Unlike the SYN packets generated by the real TCP stack, Nmap doesn't care about negotiating a real TCP session. The only thing Nmap is interested in is whether the port is open (Nmap receives a SYN/ACK), closed (Nmap receives a RST/ACK), or filtered (Nmap receives nothing) on the remote host. Hence, the TCP SYN packet that Nmap puts on the wire just needs to qualify to the remote host as a TCP packet with the SYN flag set so that the remote TCP stack either responds with a SYN/ACK, a RST/ACK, or nothing (if the port is filtered).

For versions of Nmap in the 3.x series, no TCP options are included within SYN packets used to scan remote systems, as shown below. (If options were included in the packet, then they would appear after the TCP window size, as shown here in bold.)

11:17:30.313099 IP 71.157.X.X.52831 > 72.14.203.99.80: S 2001815651:2001815651(0) win 3072

For recent versions of Nmap, the Maximum Segment Size (MSS) value is included within SYN packets that it sends, as shown below in bold.

15:55:57.521882 IP 71.157.X.X.58302 > 72.14.203.99.80: S 197554866:197554866(0) win 2048 <mss 1460>

If we run a SYN scan now against the iptablesfw system, the same ports that we saw from the connect() scan are reported as open, but there are fewer TCP options than for the connect() scan, as you can see. That is, the options string for the SYN scan is 020405B4 whereas the options string for the connect() scan in the previous section is 020405B40402080A362957720000000001030306.

Starting Nmap 4.01 ( http://www.insecure.org/nmap/ ) at 2007-07-03 00:27 EDT Interesting ports on 71.157.X.X:

(The 1670 ports scanned but not shown below are in state: filtered) PORT STATE SERVICE

80/tcp open http 443/tcp open https

Nmap finished: 1 IP address (1 host up) scanned in 22.334 seconds

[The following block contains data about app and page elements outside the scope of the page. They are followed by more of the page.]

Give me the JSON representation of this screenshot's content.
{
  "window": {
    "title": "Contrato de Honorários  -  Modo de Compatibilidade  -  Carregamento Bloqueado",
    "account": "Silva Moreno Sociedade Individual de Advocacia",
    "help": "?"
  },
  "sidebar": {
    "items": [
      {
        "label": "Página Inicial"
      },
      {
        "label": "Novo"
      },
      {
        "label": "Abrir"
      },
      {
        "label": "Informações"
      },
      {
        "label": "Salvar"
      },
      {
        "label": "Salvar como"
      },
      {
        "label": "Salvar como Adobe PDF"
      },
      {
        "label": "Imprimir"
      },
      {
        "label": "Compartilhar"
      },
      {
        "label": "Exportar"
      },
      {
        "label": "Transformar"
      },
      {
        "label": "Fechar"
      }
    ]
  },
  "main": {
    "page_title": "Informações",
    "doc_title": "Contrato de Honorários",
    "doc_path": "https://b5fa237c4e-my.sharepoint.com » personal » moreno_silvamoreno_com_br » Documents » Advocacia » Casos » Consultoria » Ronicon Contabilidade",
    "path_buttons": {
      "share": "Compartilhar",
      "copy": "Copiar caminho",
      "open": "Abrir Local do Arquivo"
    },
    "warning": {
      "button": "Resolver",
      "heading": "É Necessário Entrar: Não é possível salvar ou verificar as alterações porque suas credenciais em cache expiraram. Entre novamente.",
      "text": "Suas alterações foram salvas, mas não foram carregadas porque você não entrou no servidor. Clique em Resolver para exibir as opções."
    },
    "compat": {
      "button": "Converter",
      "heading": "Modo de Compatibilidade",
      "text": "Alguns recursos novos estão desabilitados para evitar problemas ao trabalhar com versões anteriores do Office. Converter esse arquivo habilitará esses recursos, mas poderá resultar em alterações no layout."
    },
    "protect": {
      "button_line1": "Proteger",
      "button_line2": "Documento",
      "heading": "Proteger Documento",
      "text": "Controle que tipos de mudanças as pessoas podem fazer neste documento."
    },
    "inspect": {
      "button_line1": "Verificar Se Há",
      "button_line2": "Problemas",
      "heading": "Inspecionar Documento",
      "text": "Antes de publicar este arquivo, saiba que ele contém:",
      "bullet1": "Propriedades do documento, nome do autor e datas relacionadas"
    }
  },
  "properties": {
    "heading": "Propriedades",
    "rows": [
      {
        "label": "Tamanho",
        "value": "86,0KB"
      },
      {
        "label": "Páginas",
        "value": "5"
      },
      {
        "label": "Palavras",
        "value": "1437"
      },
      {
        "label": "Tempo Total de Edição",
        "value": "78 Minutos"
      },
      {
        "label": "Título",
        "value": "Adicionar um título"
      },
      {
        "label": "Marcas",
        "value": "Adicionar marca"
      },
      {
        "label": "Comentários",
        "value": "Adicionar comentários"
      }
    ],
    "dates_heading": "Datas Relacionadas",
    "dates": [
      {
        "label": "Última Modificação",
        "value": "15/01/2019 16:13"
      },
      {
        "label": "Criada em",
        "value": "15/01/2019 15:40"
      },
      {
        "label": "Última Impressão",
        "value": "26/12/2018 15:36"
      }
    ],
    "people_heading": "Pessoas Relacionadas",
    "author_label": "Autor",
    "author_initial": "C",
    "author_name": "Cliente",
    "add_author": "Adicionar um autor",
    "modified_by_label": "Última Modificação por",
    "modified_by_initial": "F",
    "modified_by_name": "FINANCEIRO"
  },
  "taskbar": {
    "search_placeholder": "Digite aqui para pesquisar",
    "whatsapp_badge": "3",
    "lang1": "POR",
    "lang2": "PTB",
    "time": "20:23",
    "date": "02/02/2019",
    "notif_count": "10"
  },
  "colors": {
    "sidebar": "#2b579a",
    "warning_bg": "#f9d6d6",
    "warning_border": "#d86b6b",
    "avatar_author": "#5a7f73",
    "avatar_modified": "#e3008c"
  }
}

[iptablesfw]# grep SYN /var/log/messages | tail -n 1 Jul 3 00:27:59 iptablesfw kernel: DROP IN=eth0 OUT=

MAC=00:13:d3:38:b6:e4:00:30:48:80:4e:37:08:00 SRC=144.202.X.X DST=71.157.X.X LEN=44 TOS=0x00 PREC=0x00 TTL=52 ID=21049 PROTO=TCP SPT=43996 DPT=658 WINDOW=1024 RES=0x00 SYN URGP=0 OPT (020405B4)

Was this article helpful?

0 0

Post a comment